BEGIN

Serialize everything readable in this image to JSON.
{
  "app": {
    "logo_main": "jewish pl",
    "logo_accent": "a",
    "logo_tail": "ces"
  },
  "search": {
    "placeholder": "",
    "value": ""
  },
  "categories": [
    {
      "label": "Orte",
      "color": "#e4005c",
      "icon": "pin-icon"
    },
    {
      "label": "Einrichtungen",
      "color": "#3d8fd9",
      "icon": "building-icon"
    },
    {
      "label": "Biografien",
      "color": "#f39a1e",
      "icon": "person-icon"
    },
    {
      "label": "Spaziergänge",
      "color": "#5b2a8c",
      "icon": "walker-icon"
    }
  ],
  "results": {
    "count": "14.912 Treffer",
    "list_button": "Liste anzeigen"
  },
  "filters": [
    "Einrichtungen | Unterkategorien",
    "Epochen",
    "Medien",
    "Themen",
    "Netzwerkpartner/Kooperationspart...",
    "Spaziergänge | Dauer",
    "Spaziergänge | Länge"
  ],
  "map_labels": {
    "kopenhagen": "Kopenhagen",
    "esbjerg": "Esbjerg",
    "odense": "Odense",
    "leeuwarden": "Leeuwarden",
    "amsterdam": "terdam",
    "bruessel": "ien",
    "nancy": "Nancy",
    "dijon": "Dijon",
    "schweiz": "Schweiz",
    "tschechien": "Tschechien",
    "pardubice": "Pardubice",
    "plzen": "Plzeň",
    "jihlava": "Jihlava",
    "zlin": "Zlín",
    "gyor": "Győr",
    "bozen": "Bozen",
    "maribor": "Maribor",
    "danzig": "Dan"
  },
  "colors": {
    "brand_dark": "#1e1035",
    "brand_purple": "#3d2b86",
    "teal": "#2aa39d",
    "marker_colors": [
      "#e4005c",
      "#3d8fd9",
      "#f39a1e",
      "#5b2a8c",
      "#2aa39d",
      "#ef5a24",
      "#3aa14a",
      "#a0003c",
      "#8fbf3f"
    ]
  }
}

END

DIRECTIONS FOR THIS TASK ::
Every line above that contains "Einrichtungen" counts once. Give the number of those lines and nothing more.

FINISHED TASK ::
2